(Beginning of The data)
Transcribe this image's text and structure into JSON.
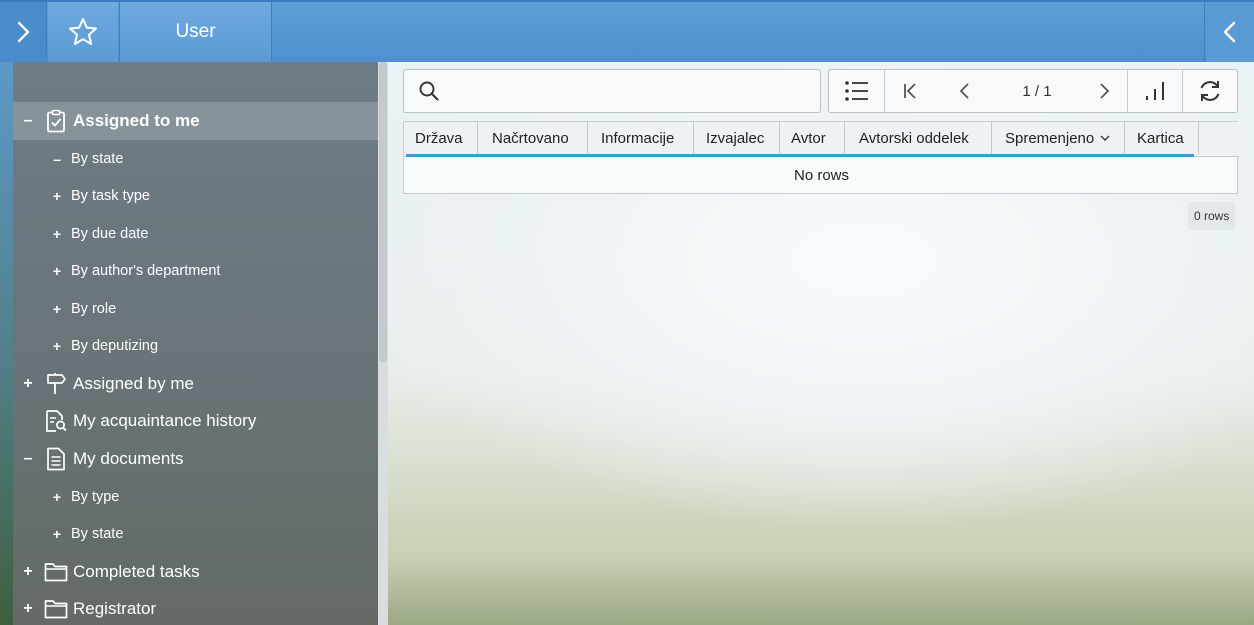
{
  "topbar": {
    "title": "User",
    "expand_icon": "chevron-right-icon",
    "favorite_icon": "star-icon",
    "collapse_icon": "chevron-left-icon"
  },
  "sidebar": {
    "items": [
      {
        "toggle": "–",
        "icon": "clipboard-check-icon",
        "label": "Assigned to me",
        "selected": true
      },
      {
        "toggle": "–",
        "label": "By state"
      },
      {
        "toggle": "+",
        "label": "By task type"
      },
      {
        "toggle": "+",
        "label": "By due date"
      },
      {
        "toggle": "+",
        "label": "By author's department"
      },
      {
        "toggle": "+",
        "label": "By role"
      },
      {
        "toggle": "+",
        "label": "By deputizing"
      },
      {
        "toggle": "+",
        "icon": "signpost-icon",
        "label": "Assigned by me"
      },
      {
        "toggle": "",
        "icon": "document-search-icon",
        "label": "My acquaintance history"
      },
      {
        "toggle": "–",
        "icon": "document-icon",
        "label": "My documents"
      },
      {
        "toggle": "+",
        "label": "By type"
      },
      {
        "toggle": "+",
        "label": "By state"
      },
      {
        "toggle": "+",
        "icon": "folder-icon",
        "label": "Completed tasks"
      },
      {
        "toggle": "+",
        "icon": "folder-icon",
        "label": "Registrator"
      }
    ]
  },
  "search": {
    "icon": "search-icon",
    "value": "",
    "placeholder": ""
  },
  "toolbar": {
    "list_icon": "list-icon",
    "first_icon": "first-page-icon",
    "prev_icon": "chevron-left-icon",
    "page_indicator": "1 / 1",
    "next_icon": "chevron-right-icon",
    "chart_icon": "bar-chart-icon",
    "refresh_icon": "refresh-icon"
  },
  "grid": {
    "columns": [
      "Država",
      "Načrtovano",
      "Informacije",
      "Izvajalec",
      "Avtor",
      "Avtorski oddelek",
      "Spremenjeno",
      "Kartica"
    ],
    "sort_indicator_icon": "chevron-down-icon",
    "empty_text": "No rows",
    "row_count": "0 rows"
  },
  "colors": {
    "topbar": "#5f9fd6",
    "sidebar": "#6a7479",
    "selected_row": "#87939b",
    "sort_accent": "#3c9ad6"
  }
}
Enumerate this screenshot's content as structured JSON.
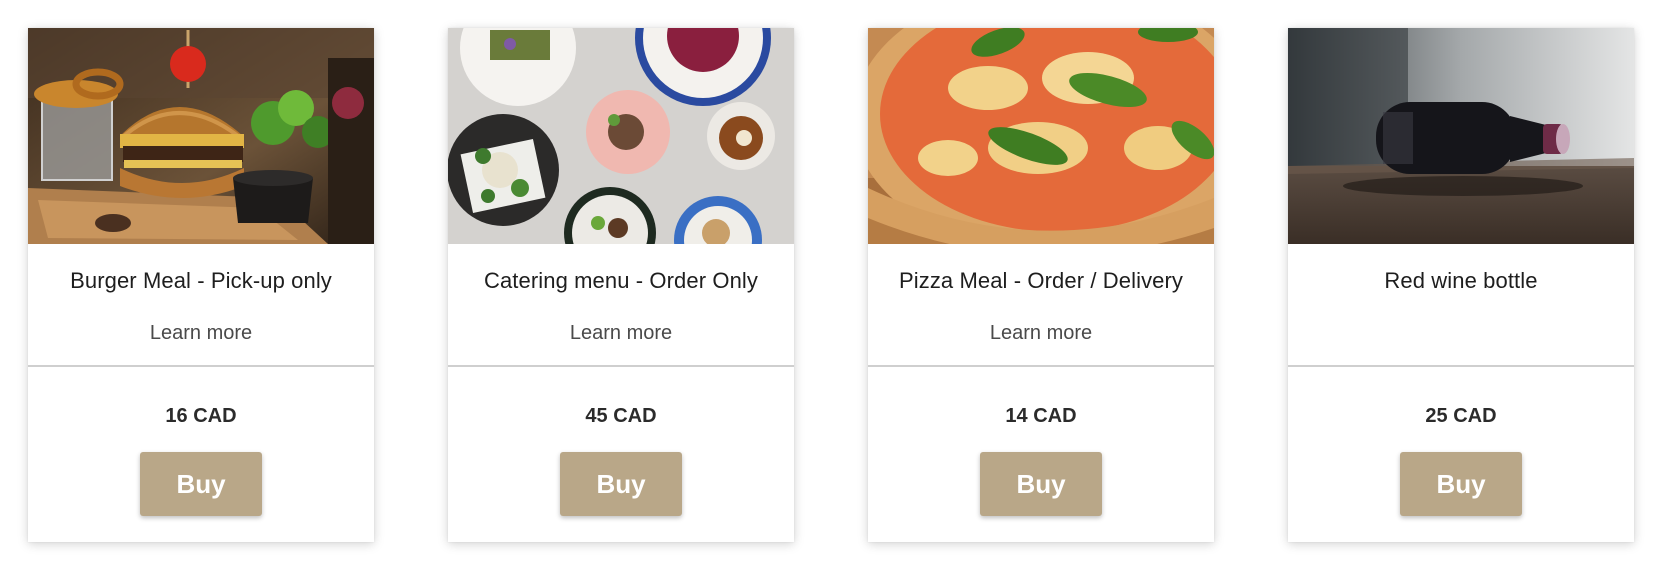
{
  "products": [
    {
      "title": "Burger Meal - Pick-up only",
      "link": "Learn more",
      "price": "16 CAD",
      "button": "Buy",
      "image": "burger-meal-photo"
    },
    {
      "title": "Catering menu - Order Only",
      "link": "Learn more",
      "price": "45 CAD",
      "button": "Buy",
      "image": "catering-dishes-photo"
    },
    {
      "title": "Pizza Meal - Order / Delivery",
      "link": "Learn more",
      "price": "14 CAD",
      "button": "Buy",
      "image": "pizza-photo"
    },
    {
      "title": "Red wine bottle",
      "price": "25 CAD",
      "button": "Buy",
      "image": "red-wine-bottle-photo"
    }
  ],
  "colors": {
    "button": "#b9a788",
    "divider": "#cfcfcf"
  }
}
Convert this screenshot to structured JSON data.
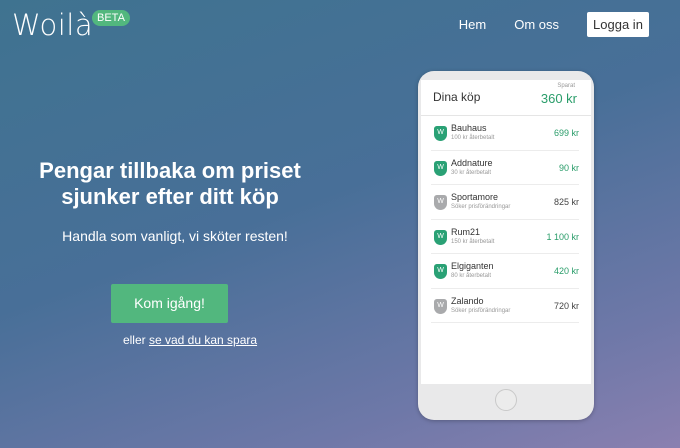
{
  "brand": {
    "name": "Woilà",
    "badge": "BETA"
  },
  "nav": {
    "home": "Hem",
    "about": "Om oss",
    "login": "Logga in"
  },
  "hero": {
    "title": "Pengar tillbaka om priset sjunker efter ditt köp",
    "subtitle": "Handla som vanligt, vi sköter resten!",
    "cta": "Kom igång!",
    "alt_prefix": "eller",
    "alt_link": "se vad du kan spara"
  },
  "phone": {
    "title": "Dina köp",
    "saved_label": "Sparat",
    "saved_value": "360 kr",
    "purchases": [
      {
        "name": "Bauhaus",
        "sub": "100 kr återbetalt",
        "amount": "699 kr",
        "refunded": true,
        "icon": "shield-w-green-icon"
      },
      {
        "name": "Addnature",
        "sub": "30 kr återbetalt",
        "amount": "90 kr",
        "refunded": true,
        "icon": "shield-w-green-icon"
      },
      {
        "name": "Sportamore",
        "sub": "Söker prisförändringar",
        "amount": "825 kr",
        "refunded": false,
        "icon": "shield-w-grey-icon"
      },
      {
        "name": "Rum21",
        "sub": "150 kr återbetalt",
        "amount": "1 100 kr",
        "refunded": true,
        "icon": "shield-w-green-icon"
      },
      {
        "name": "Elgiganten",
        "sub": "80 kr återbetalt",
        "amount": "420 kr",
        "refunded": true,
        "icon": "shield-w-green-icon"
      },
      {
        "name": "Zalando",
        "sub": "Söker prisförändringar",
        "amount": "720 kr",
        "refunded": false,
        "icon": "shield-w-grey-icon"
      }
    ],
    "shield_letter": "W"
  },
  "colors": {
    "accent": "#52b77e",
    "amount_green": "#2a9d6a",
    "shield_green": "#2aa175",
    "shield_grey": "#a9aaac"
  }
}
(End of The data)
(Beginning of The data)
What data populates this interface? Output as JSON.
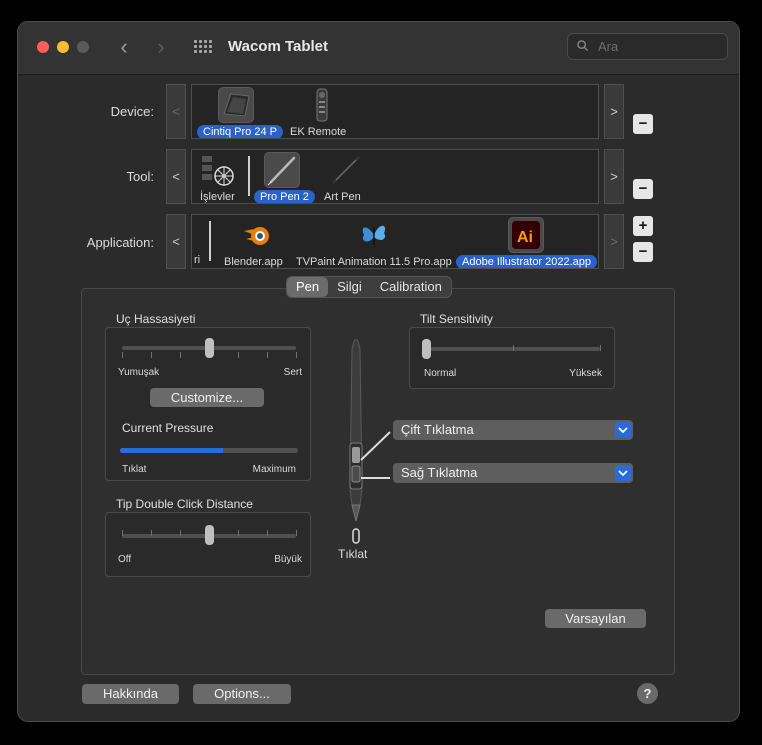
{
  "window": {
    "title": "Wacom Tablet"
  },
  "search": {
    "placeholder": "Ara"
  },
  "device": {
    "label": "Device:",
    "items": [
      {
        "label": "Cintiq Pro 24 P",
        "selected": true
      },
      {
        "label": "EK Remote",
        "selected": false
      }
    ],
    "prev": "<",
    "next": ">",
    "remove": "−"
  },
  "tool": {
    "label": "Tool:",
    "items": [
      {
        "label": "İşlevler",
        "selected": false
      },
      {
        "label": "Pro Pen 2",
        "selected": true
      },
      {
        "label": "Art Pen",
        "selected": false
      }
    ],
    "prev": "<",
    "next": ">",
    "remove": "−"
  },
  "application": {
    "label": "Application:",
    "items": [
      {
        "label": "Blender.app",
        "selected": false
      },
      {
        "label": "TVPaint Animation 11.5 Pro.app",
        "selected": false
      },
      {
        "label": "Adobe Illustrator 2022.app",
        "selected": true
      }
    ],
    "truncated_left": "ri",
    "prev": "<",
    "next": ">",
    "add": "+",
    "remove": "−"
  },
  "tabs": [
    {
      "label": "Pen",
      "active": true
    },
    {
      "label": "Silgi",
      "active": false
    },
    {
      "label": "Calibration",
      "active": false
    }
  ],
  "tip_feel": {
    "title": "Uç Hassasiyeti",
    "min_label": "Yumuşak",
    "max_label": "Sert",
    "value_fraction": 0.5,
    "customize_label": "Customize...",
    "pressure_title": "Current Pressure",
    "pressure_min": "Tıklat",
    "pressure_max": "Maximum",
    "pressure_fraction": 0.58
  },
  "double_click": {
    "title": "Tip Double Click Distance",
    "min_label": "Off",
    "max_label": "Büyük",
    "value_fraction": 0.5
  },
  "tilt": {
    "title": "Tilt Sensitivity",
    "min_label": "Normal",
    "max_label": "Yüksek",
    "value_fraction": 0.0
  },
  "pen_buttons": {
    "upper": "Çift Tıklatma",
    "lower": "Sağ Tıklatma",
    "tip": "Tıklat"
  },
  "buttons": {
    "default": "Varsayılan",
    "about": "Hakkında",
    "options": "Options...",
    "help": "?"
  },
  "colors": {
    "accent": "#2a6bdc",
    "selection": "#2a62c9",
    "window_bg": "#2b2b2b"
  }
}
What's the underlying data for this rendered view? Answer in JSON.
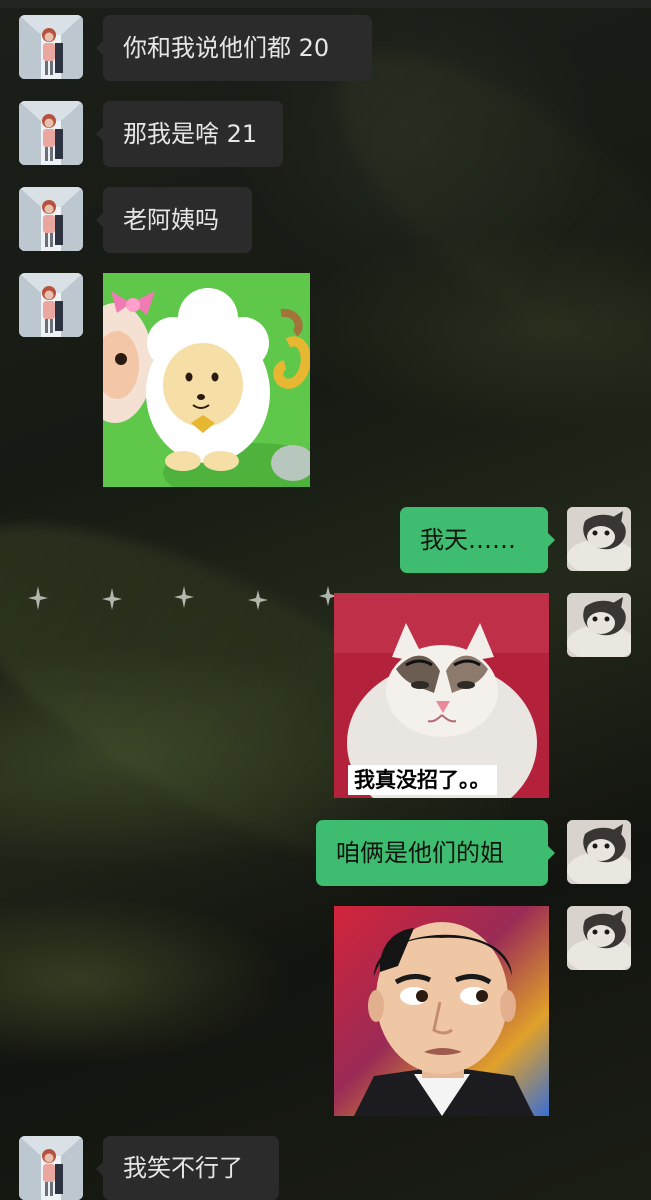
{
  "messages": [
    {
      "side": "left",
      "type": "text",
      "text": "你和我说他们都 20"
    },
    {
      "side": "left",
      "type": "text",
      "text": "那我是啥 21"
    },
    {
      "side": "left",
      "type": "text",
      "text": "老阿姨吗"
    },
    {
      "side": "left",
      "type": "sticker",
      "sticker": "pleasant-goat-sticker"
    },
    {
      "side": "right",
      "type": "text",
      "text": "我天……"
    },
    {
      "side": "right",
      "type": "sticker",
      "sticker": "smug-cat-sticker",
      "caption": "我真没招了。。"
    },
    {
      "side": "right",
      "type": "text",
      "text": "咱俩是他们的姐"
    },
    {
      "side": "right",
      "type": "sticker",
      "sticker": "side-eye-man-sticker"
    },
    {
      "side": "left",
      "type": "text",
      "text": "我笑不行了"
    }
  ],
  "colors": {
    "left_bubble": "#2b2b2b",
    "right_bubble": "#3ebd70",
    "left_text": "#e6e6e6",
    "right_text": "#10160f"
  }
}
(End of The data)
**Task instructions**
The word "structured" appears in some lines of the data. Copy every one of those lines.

**Task solution**
Enumerate this screenshot's content as structured JSON.
Convert this screenshot to structured JSON data.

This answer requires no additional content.